(TASK INPUTS Opens)

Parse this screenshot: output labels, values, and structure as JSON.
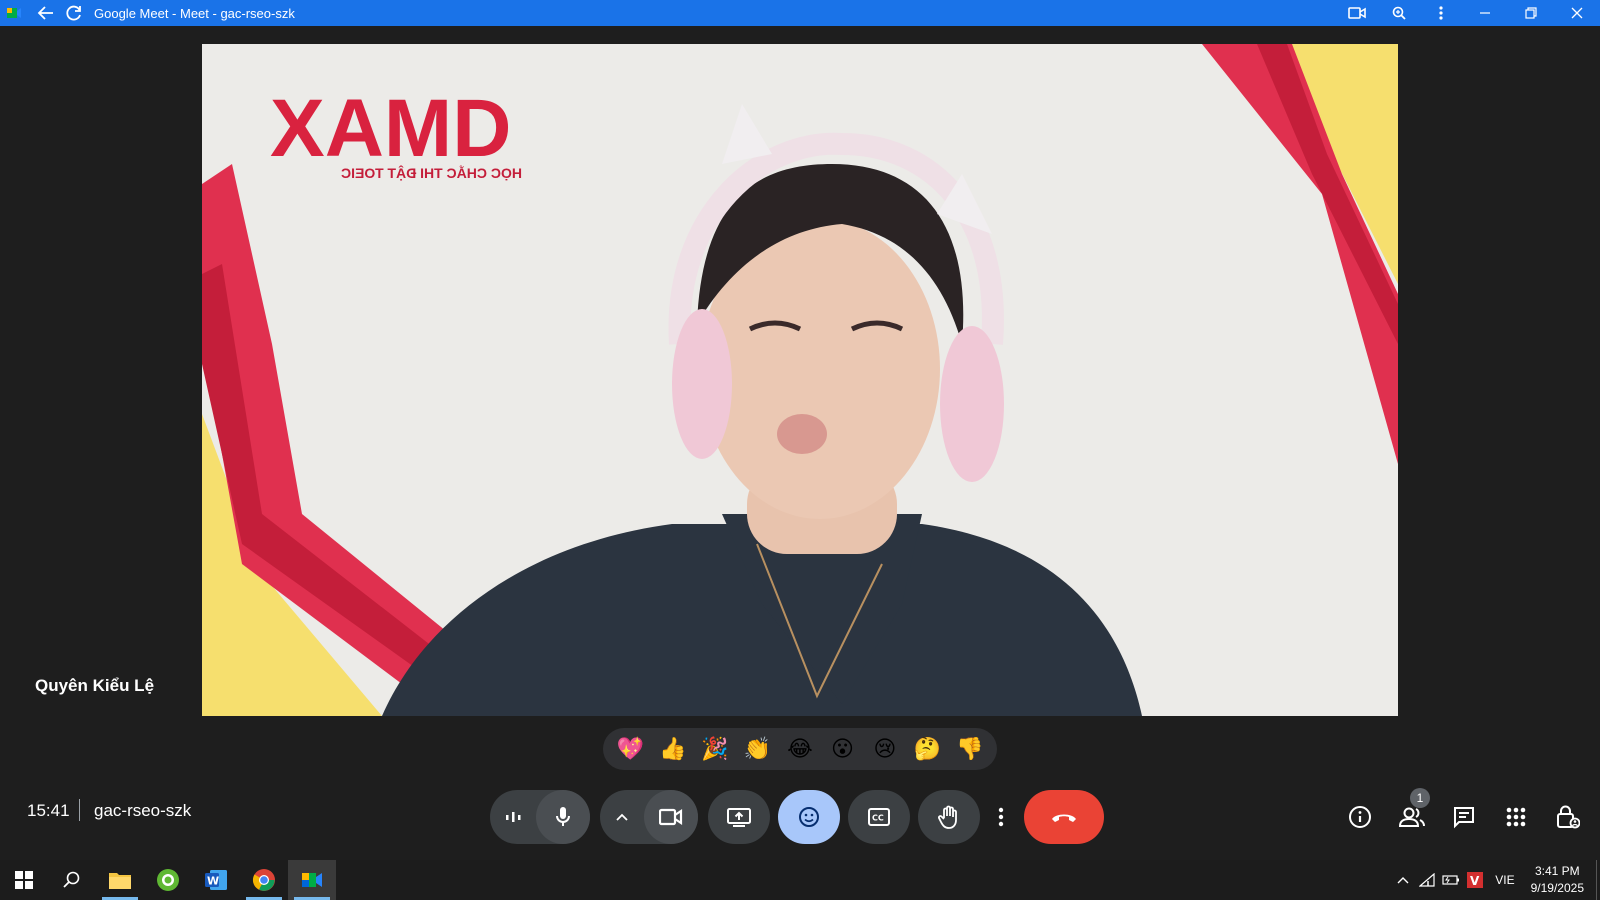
{
  "window": {
    "title": "Google Meet - Meet - gac-rseo-szk"
  },
  "video": {
    "background_logo_text": "XAMD",
    "background_tagline": "HỌC CHẮC THI ĐẬT TOEIC",
    "participant_name": "Quyên Kiểu Lệ"
  },
  "reactions": [
    {
      "glyph": "💖",
      "name": "sparkling-heart"
    },
    {
      "glyph": "👍",
      "name": "thumbs-up"
    },
    {
      "glyph": "🎉",
      "name": "party-popper"
    },
    {
      "glyph": "👏",
      "name": "clapping-hands"
    },
    {
      "glyph": "😂",
      "name": "tears-of-joy"
    },
    {
      "glyph": "😮",
      "name": "surprised"
    },
    {
      "glyph": "😢",
      "name": "crying"
    },
    {
      "glyph": "🤔",
      "name": "thinking"
    },
    {
      "glyph": "👎",
      "name": "thumbs-down"
    }
  ],
  "meeting": {
    "time": "15:41",
    "code": "gac-rseo-szk"
  },
  "people_count": "1",
  "taskbar": {
    "time": "3:41 PM",
    "date": "9/19/2025",
    "language": "VIE"
  },
  "colors": {
    "titlebar": "#1a73e8",
    "end_call": "#ea4335",
    "active_control": "#a8c7fa",
    "background": "#202124"
  }
}
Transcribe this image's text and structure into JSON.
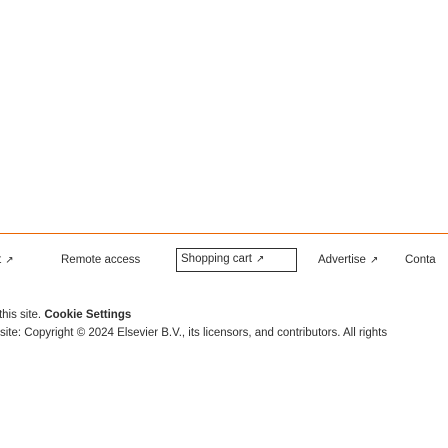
{
  "footer": {
    "links": [
      {
        "label": "t",
        "ext": "↗"
      },
      {
        "label": "Remote access",
        "ext": ""
      },
      {
        "label": "Shopping cart",
        "ext": "↗"
      },
      {
        "label": "Advertise",
        "ext": "↗"
      },
      {
        "label": "Conta",
        "ext": ""
      }
    ],
    "legal_line1": "y this site.",
    "cookie_settings": "Cookie Settings",
    "legal_line2": "site: Copyright © 2024 Elsevier B.V., its licensors, and contributors. All rights"
  },
  "colors": {
    "divider": "#eb6500",
    "text": "#2e2e2e"
  }
}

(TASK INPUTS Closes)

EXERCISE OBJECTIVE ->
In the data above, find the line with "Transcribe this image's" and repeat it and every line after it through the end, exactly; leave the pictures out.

OUTPUT ->
Transcribe this image's text and structure into JSON.
{
  "footer": {
    "links": [
      {
        "label": "t",
        "ext": "↗"
      },
      {
        "label": "Remote access",
        "ext": ""
      },
      {
        "label": "Shopping cart",
        "ext": "↗"
      },
      {
        "label": "Advertise",
        "ext": "↗"
      },
      {
        "label": "Conta",
        "ext": ""
      }
    ],
    "legal_line1": "y this site.",
    "cookie_settings": "Cookie Settings",
    "legal_line2": "site: Copyright © 2024 Elsevier B.V., its licensors, and contributors. All rights"
  },
  "colors": {
    "divider": "#eb6500",
    "text": "#2e2e2e"
  }
}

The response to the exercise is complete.